Every word of the data must be reproduced in your reply exactly.

(MATERIAL FOR THIS TASK)

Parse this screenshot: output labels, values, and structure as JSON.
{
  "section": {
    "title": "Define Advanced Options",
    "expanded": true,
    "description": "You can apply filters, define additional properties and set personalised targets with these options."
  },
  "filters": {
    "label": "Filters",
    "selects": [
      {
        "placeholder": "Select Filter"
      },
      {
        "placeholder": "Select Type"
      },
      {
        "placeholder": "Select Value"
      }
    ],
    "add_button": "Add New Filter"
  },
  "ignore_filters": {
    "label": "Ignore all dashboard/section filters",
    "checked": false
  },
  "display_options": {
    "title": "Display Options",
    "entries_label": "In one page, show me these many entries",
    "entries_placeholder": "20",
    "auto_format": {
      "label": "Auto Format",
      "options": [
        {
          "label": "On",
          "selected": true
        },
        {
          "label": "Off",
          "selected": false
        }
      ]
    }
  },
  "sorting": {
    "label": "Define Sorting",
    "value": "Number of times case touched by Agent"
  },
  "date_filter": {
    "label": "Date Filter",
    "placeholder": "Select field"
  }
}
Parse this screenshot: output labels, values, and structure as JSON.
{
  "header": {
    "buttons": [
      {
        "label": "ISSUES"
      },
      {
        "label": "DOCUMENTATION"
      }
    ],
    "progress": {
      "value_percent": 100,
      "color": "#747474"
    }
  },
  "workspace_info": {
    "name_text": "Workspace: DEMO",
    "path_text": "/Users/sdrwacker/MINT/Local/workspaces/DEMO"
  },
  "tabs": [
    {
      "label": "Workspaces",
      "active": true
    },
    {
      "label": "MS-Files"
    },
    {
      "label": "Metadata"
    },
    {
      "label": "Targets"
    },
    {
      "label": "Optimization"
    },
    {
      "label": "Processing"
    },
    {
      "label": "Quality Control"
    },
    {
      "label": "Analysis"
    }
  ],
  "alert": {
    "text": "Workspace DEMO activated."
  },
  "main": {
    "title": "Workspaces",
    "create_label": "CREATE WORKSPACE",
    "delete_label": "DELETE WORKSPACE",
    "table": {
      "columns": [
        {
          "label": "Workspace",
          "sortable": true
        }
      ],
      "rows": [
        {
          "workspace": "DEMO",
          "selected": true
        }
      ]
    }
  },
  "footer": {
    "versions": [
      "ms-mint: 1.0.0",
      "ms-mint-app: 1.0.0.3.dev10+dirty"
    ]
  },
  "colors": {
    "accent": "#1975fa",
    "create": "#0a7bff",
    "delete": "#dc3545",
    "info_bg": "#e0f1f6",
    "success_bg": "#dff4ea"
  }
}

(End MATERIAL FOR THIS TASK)

- EXERCISE RESULT:
Parse this screenshot: output labels, values, and structure as JSON.
{
  "section": {
    "title": "Define Advanced Options",
    "expanded": true,
    "description": "You can apply filters, define additional properties and set personalised targets with these options."
  },
  "filters": {
    "label": "Filters",
    "selects": [
      {
        "placeholder": "Select Filter"
      },
      {
        "placeholder": "Select Type"
      },
      {
        "placeholder": "Select Value"
      }
    ],
    "add_button": "Add New Filter"
  },
  "ignore_filters": {
    "label": "Ignore all dashboard/section filters",
    "checked": false
  },
  "display_options": {
    "title": "Display Options",
    "entries_label": "In one page, show me these many entries",
    "entries_placeholder": "20",
    "auto_format": {
      "label": "Auto Format",
      "options": [
        {
          "label": "On",
          "selected": true
        },
        {
          "label": "Off",
          "selected": false
        }
      ]
    }
  },
  "sorting": {
    "label": "Define Sorting",
    "value": "Number of times case touched by Agent"
  },
  "date_filter": {
    "label": "Date Filter",
    "placeholder": "Select field"
  }
}
Parse this screenshot: output labels, values, and structure as JSON.
{
  "header": {
    "buttons": [
      {
        "label": "ISSUES"
      },
      {
        "label": "DOCUMENTATION"
      }
    ],
    "progress": {
      "value_percent": 100,
      "color": "#747474"
    }
  },
  "workspace_info": {
    "name_text": "Workspace: DEMO",
    "path_text": "/Users/sdrwacker/MINT/Local/workspaces/DEMO"
  },
  "tabs": [
    {
      "label": "Workspaces",
      "active": true
    },
    {
      "label": "MS-Files"
    },
    {
      "label": "Metadata"
    },
    {
      "label": "Targets"
    },
    {
      "label": "Optimization"
    },
    {
      "label": "Processing"
    },
    {
      "label": "Quality Control"
    },
    {
      "label": "Analysis"
    }
  ],
  "alert": {
    "text": "Workspace DEMO activated."
  },
  "main": {
    "title": "Workspaces",
    "create_label": "CREATE WORKSPACE",
    "delete_label": "DELETE WORKSPACE",
    "table": {
      "columns": [
        {
          "label": "Workspace",
          "sortable": true
        }
      ],
      "rows": [
        {
          "workspace": "DEMO",
          "selected": true
        }
      ]
    }
  },
  "footer": {
    "versions": [
      "ms-mint: 1.0.0",
      "ms-mint-app: 1.0.0.3.dev10+dirty"
    ]
  },
  "colors": {
    "accent": "#1975fa",
    "create": "#0a7bff",
    "delete": "#dc3545",
    "info_bg": "#e0f1f6",
    "success_bg": "#dff4ea"
  }
}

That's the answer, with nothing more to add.